From TNR, a review of What Technology Wants by Kevin Kelly (and a response). Current computer graphics are fairly well known and understood, but how did we get here? The evolution of computer graphics is intertwined with textual display, and it is difficult to consider the two separately. How to beat technology addiction: Has your BlackBerry taken over your life, or your iPhone? Academics are trying to find ways to help. An interview with Douglas Rushkoff, author of Program or Be Programmed: Ten Commands for a Digital Age. Hearing is believing: How new media technologies and initiatives are breaking the sound barrier. From library records to iTunes: Where are we leaving traces of ourselves for the future to find? The most meme-worthy manifestation of near-nostalgia is not the pop-up book, nor a camera app, it’s not even the mixtape; it is, of course, the animated gif. A look at 10 inventions that changed your world. Liberation by software: Power has long been able to control the media, but the free software movement enables a radically democratic future. Battle of the Tech Titans: Amazon, Google, and Microsoft are going up against traditional infrastructure makers like IBM and HP as businesses move their most important work to cloud computing, profoundly changing how companies buy computer technology. An interview with Edward Tenner, author of Why Things Bite Back: Technology and the Revenge of Unintended Consequences and Our Own Devices. A look at how the first cable was laid across the Atlantic.

Mathias O. Royce (SMC): Justice and Taxation: Is There any Form of Just Taxation? If so, What is it Like and how can it be Justified? Douglas Walton (Windsor): Rules for Reasoning from Knowledge and Lack of Knowledge. Otto F. Von Feigenblatt (Nova Southeastern): A Socio-Cultural Analysis of Romantic Love in Japanese Harem Animation: A Buddhist Monk, a Japanese Knight, and a Samurai. Is romantic love a Western, heterosexual construct? Researchers convince people they have three arms — then threaten one with a knife. Defiant chastity: When popular culture is relentlessly permissive and debauched, the only true rebellion is to exhibit self-denial and fearsome wholesomeness. Are we more or less moral than we think? Why Washington won't say no to nukes: Japan's crisis hasn't changed the bipartisan nuclear consensus. Time to go on offense: Our current tax system rewards unproductive speculation and punishes the working middle class. Damon Darlin on Monopoly, Milton Friedman’s way. Andrew Keen, author of The Cult of the Amateur, argues that if we lose our privacy we sacrifice a fundamental part of our humanity. A review of The Docks by Bill Sharpsteen. A review of Porn: Philosophy for Everyone: How to Think With Kink. From Butterflies and Wheels, Allen Esterson on Darwin’s “delay”, Desmond and Moore’s Darwin, and Darwin's illness. We Are All Roman Porn Stars Now: Marc Bousquet on the Spartacus prequel miniseries "Gods of the Arena". A look at 6 important things you didn't know we're running out of. A mental map of the world: Razib Kahn on the total lack of perspective when it comes to current spatial patterns. A review of A History of Communications: Media and Society from the Evolution of Speech to the Internet by Marshall T. Poe.

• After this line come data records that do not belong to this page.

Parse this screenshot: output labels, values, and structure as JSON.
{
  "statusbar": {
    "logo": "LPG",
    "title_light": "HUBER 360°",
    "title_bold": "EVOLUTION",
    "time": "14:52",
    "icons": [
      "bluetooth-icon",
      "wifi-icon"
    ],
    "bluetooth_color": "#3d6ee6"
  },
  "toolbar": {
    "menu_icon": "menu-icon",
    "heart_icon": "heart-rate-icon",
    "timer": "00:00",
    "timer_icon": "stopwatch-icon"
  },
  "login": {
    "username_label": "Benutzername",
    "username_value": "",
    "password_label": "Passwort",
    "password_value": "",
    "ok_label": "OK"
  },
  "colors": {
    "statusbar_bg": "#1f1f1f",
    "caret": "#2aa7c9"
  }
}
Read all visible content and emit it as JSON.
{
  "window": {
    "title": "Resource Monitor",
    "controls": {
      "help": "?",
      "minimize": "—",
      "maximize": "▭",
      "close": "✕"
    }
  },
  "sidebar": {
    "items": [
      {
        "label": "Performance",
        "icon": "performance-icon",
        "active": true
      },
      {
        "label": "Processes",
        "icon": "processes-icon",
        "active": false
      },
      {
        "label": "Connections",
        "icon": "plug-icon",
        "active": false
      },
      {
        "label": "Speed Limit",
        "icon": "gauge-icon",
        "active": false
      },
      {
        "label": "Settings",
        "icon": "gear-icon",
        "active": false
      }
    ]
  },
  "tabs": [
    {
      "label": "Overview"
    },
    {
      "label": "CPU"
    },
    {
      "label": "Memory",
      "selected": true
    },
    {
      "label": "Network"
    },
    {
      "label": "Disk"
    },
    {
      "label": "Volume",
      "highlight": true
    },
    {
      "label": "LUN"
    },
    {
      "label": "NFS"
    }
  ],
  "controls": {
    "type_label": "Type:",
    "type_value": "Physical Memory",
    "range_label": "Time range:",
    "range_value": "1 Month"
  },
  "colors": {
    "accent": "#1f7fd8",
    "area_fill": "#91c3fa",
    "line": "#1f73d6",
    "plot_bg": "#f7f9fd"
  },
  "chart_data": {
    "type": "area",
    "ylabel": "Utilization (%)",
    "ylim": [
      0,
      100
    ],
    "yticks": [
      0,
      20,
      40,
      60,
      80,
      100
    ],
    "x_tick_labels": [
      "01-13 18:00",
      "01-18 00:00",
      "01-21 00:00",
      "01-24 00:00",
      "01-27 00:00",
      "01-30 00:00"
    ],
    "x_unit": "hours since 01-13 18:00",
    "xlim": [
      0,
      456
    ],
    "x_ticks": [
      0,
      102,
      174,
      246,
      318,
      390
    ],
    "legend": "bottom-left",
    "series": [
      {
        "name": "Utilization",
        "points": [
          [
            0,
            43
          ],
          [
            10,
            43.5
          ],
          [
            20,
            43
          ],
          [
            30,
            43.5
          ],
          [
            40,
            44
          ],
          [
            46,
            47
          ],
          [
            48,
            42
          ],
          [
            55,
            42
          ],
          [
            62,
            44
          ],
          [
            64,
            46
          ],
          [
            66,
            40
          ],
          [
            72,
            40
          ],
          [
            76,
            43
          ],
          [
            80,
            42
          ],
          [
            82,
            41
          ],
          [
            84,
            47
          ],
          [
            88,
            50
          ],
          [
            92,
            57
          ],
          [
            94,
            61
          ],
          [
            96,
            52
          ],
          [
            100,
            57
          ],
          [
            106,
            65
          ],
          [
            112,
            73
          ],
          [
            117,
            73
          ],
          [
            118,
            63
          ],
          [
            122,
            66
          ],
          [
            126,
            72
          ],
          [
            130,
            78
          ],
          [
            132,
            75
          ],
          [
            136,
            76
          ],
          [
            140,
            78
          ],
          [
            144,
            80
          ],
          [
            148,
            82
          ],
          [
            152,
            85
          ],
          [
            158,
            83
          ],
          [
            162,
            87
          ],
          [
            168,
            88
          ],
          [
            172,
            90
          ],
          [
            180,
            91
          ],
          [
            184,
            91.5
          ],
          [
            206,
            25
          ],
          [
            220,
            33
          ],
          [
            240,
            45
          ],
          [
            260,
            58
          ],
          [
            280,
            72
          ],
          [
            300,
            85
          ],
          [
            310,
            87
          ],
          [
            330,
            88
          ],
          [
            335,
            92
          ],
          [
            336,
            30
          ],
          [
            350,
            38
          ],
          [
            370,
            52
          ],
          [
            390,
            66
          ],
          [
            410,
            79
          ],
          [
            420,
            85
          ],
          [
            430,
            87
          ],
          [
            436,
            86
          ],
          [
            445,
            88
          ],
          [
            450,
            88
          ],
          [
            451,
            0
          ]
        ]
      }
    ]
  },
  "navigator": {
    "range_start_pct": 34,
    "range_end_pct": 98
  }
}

Samuel Wiseman (Tulsa): Innocence After Death. Jeffrey Fagan (Columbia) and Aaron Kupchik (Delaware): Juvenile Incarceration and the Pains of Imprisonment. From NYRB, a review essay on prison rape and the government. To little public outcry, tens of thousands of citizens are being held in horrific conditions in super-harsh, super-maximum security, solitary-confinement prisons. Our packed prisons are starting to disgorge hundreds of mostly African-American men who, over the last few decades, we wrongly convicted of violent crimes — this is what it's like to spend nearly thirty years in prison for something you didn't do. An interview with Michelle Alexander, author of The New Jim Crow: Mass Incarceration in the Age of Colorblindness. A review of The Politics of Imprisonment: How the Democratic Process Shapes the Way America Punishes Offenders by Vanessa Barker (and more). Take your mark, get ready, ablate: Three positions against prison. Giant Dutch prisoner: Different prisoners experience punishment differently, so why don't we treat them differently? Good takes a look at America's absurdly high incarceration rate. Stay out of jail clean: The best way to keep drug offenders from returning to prison. Atlas Obscura visits the Eastern State Penitentiary, the world's first "penitentiary", which meant to be humane but drove men insane; and La Isla de los Alcatraces: In all of the 29 years it was in operation, no prisoners ever escaped successfully — or so they claim.